What is the Sound-Powered Mind?
The unique human brain is the very source of the humanity we cherish. Thus, its ever-changing complexities serve as an inherent point of research. There are countless variables that impact the human brain, many of which are immeasurable and predominantly hypothetical. However, a noticeable factor that is capable of altering or potentially even enhancing the brain is clear: the constituent of sound. The capabilities of sound are severely underestimated; it can be used in a thermoacoustic heat engine, manipulated in order to enable the levitation of objects, or even used in order to perform non-invasive brain surgery.
Previous applications of sound to the brain have been primarily hypothetical and pertain to binaural beats, specifically their ability to induce one of the five main brainwave states: Alpha, Beta, Delta, Gamma, and Theta. Different brainwave states are associated with contrasting levels of stress, memory retention, fatigue, creativity, and more. This raises an interesting question: could a methodical use of sound be used to maximize mental performance? Could the transition from one brainwave state to another allow an athlete to always be on their A-game?
There is an answer to these questions: potentially. Potentially, there is the capacity to utilize sound frequencies and tones to alter the brain’s ability to handle stress, memory, and focus. But ethically, it is still indeterminate whether or not this practice would be considered adequate. The idea that is behind a use of sound to boost the brain matches an already existing field: neuroenhancement. Currently, neuroenhancement is primarily limited to pharmacological drugs like Modafinil which claim to improve cognition. While some of these substances are actually approved by the FDA, almost none are actively considered legal in the sports world as all are associated with doping and the gaining of an unfair advantage. Sound cannot be considered in the same sense; hypothetically, if an athlete was to use sound to keep themselves awake, alert, and in a state of heightened focus, it would be difficult to make a claim they were unfairly gaining an advantage.

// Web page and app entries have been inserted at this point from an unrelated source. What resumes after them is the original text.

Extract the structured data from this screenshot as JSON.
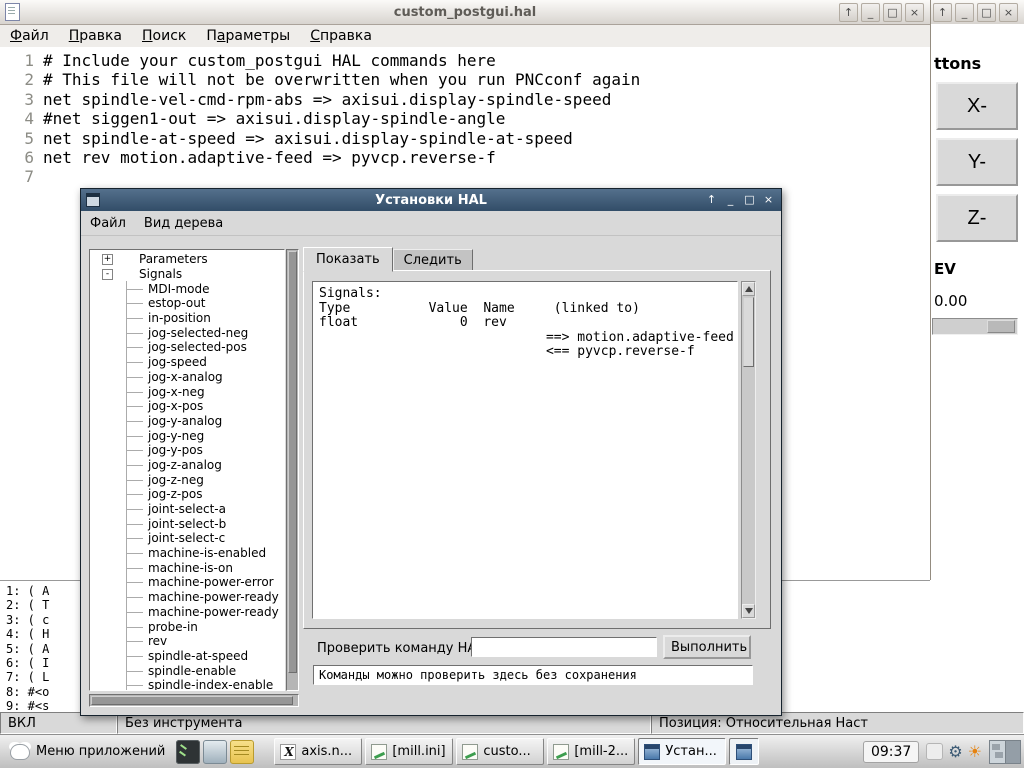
{
  "window_controls": [
    {
      "name": "shade-button",
      "glyph": "↑"
    },
    {
      "name": "minimize-button",
      "glyph": "_"
    },
    {
      "name": "maximize-button",
      "glyph": "□"
    },
    {
      "name": "close-button",
      "glyph": "×"
    }
  ],
  "editor": {
    "title": "custom_postgui.hal",
    "menu": [
      {
        "pre": "",
        "u": "Ф",
        "post": "айл"
      },
      {
        "pre": "",
        "u": "П",
        "post": "равка"
      },
      {
        "pre": "",
        "u": "П",
        "post": "оиск"
      },
      {
        "pre": "П",
        "u": "а",
        "post": "раметры"
      },
      {
        "pre": "",
        "u": "С",
        "post": "правка"
      }
    ],
    "lines": [
      {
        "n": "1",
        "t": "# Include your custom_postgui HAL commands here"
      },
      {
        "n": "2",
        "t": "# This file will not be overwritten when you run PNCconf again"
      },
      {
        "n": "3",
        "t": "net spindle-vel-cmd-rpm-abs => axisui.display-spindle-speed"
      },
      {
        "n": "4",
        "t": "#net siggen1-out => axisui.display-spindle-angle"
      },
      {
        "n": "5",
        "t": "net spindle-at-speed => axisui.display-spindle-at-speed"
      },
      {
        "n": "6",
        "t": "net rev motion.adaptive-feed => pyvcp.reverse-f"
      },
      {
        "n": "7",
        "t": ""
      }
    ]
  },
  "side_panel": {
    "heading": "ttons",
    "jog_buttons": [
      "X-",
      "Y-",
      "Z-"
    ],
    "rev_label": "EV",
    "rev_value": "0.00"
  },
  "hal_dialog": {
    "title": "Установки HAL",
    "menu": [
      "Файл",
      "Вид дерева"
    ],
    "tabs": [
      {
        "label": "Показать",
        "state": "active"
      },
      {
        "label": "Следить",
        "state": "inactive"
      }
    ],
    "tree": [
      {
        "label": "Parameters",
        "kind": "branch",
        "expander": "+"
      },
      {
        "label": "Signals",
        "kind": "branch",
        "expander": "-"
      },
      {
        "label": "MDI-mode",
        "kind": "leaf",
        "expander": ""
      },
      {
        "label": "estop-out",
        "kind": "leaf",
        "expander": ""
      },
      {
        "label": "in-position",
        "kind": "leaf",
        "expander": ""
      },
      {
        "label": "jog-selected-neg",
        "kind": "leaf",
        "expander": ""
      },
      {
        "label": "jog-selected-pos",
        "kind": "leaf",
        "expander": ""
      },
      {
        "label": "jog-speed",
        "kind": "leaf",
        "expander": ""
      },
      {
        "label": "jog-x-analog",
        "kind": "leaf",
        "expander": ""
      },
      {
        "label": "jog-x-neg",
        "kind": "leaf",
        "expander": ""
      },
      {
        "label": "jog-x-pos",
        "kind": "leaf",
        "expander": ""
      },
      {
        "label": "jog-y-analog",
        "kind": "leaf",
        "expander": ""
      },
      {
        "label": "jog-y-neg",
        "kind": "leaf",
        "expander": ""
      },
      {
        "label": "jog-y-pos",
        "kind": "leaf",
        "expander": ""
      },
      {
        "label": "jog-z-analog",
        "kind": "leaf",
        "expander": ""
      },
      {
        "label": "jog-z-neg",
        "kind": "leaf",
        "expander": ""
      },
      {
        "label": "jog-z-pos",
        "kind": "leaf",
        "expander": ""
      },
      {
        "label": "joint-select-a",
        "kind": "leaf",
        "expander": ""
      },
      {
        "label": "joint-select-b",
        "kind": "leaf",
        "expander": ""
      },
      {
        "label": "joint-select-c",
        "kind": "leaf",
        "expander": ""
      },
      {
        "label": "machine-is-enabled",
        "kind": "leaf",
        "expander": ""
      },
      {
        "label": "machine-is-on",
        "kind": "leaf",
        "expander": ""
      },
      {
        "label": "machine-power-error",
        "kind": "leaf",
        "expander": ""
      },
      {
        "label": "machine-power-ready",
        "kind": "leaf",
        "expander": ""
      },
      {
        "label": "machine-power-ready",
        "kind": "leaf",
        "expander": ""
      },
      {
        "label": "probe-in",
        "kind": "leaf",
        "expander": ""
      },
      {
        "label": "rev",
        "kind": "leaf",
        "expander": ""
      },
      {
        "label": "spindle-at-speed",
        "kind": "leaf",
        "expander": ""
      },
      {
        "label": "spindle-enable",
        "kind": "leaf",
        "expander": ""
      },
      {
        "label": "spindle-index-enable",
        "kind": "leaf",
        "expander": ""
      }
    ],
    "output_lines": [
      "Signals:",
      "Type          Value  Name     (linked to)",
      "float             0  rev",
      "                             ==> motion.adaptive-feed",
      "                             <== pyvcp.reverse-f"
    ],
    "command_label": "Проверить команду HAL:",
    "command_value": "",
    "execute_button": "Выполнить",
    "hint": "Команды можно проверить здесь без сохранения"
  },
  "gcode": {
    "lines": [
      "1: ( A",
      "2: ( T",
      "3: ( c",
      "4: ( H",
      "5: ( A",
      "6: ( I",
      "7: ( L",
      "8: #<o",
      "9: #<s"
    ]
  },
  "statusbar": {
    "machine_state": "ВКЛ",
    "tool": "Без инструмента",
    "position": "Позиция: Относительная Наст"
  },
  "taskbar": {
    "menu_label": "Меню приложений",
    "tasks": [
      {
        "label": "axis.n...",
        "icon": "xorg",
        "state": "normal"
      },
      {
        "label": "[mill.ini]",
        "icon": "editor",
        "state": "normal"
      },
      {
        "label": "custo...",
        "icon": "editor",
        "state": "normal"
      },
      {
        "label": "[mill-2...",
        "icon": "editor",
        "state": "normal"
      },
      {
        "label": "Устан...",
        "icon": "window",
        "state": "active"
      }
    ],
    "clock": "09:37"
  },
  "icons": {
    "gear": "⚙",
    "sun": "☀"
  }
}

The application of sound to sports psychology is an interesting theory that may provide the field with a needed source of inspiration. Humans are not perfect, and there may be a way to actively improve. But either way, the idea that sound has such capabilities raises the question of what other truths may be hidden in plain sight — or rather plain hearing.